Across the entries below, how many lines include the word "Διεύθυνση"? Reply with only the number.

[Data items]
--- START ---
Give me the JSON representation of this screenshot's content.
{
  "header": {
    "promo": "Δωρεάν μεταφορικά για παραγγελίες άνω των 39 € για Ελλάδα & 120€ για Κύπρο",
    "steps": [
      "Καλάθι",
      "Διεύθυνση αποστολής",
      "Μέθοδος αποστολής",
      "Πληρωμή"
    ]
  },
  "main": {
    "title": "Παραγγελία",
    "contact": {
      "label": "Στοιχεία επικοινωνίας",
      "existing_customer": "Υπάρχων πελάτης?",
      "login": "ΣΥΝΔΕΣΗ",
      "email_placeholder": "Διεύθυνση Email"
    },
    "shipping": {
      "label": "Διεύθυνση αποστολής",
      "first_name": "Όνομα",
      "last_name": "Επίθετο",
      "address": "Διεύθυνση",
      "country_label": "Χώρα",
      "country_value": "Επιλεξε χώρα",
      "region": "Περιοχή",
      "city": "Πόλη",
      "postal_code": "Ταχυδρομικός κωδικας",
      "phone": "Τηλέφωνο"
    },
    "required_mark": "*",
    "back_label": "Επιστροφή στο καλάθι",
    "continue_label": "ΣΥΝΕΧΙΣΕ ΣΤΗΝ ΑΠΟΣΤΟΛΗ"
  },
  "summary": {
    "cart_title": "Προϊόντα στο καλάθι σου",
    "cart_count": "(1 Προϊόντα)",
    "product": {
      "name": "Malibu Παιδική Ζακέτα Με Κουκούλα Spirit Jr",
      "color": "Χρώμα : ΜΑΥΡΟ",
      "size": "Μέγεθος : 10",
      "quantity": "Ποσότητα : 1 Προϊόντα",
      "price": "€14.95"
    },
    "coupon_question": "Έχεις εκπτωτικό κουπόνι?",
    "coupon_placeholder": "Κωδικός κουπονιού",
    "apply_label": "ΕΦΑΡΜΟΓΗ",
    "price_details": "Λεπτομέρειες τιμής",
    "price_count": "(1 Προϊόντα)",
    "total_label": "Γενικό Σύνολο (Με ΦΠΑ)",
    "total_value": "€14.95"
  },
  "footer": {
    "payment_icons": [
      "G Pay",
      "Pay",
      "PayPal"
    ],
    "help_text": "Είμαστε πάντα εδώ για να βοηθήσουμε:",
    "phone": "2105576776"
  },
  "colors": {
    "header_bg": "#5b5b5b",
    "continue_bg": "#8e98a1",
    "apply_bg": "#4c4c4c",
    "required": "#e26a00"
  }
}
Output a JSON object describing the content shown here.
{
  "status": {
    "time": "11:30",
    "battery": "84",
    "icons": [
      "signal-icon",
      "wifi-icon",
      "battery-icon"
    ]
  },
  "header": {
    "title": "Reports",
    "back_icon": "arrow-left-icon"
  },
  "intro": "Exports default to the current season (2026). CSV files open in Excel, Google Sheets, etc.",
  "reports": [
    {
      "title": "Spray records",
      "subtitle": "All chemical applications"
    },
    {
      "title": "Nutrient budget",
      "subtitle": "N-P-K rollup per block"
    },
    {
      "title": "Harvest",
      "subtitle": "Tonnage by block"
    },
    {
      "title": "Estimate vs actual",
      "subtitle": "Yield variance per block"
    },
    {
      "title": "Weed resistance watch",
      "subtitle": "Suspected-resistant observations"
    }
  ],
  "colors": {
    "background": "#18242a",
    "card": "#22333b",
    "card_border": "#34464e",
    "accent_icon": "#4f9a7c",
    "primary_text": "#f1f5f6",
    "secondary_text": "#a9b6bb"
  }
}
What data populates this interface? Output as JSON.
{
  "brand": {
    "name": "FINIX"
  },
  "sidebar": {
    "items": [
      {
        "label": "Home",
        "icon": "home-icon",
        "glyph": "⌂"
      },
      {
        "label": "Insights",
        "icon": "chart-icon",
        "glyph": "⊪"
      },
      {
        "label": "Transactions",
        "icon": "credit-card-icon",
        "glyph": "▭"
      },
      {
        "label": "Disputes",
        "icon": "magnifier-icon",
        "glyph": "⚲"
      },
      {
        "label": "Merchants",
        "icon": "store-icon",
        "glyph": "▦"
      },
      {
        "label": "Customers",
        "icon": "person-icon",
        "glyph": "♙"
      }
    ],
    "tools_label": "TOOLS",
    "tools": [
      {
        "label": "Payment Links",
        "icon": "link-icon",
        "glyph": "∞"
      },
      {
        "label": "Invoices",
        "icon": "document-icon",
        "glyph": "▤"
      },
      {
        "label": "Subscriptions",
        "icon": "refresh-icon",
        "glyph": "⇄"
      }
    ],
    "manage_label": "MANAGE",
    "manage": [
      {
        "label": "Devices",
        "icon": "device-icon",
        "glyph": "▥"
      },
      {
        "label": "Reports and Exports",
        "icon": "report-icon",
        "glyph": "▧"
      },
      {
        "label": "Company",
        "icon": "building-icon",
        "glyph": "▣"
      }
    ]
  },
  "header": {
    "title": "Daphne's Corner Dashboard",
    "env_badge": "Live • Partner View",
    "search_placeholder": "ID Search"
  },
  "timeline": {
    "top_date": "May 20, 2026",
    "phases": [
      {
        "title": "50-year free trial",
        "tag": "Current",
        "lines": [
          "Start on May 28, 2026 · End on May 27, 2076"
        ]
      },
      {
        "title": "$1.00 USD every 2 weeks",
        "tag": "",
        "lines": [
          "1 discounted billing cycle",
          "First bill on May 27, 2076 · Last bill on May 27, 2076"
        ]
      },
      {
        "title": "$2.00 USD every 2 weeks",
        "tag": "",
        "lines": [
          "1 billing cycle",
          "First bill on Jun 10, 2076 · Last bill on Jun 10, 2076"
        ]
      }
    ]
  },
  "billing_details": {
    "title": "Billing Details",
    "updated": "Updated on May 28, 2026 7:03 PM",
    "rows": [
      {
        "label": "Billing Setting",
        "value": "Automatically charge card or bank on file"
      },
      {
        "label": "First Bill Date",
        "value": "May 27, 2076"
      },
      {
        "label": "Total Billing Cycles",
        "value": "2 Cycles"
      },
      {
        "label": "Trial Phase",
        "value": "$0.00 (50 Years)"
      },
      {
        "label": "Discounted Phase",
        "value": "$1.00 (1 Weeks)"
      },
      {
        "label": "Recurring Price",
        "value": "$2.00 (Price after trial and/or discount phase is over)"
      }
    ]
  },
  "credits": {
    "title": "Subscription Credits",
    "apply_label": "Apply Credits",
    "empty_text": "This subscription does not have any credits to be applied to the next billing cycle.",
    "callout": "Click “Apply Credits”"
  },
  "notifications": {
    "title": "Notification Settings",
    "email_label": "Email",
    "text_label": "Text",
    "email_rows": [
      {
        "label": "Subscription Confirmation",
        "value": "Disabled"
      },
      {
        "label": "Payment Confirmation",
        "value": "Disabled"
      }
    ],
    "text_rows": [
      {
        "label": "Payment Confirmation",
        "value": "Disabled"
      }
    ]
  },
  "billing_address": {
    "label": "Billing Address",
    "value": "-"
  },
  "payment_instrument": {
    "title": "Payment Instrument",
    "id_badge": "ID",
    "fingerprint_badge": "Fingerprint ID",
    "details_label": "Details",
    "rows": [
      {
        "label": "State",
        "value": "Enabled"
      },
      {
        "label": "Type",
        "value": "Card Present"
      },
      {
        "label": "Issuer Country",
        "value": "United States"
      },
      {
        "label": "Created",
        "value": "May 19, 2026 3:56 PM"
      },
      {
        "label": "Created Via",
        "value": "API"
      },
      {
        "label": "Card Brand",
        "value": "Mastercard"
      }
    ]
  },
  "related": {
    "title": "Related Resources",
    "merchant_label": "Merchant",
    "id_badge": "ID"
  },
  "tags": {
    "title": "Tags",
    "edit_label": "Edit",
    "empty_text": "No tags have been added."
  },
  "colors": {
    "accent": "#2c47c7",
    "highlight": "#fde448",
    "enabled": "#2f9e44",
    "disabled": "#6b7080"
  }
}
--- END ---
▸ Written answer:
4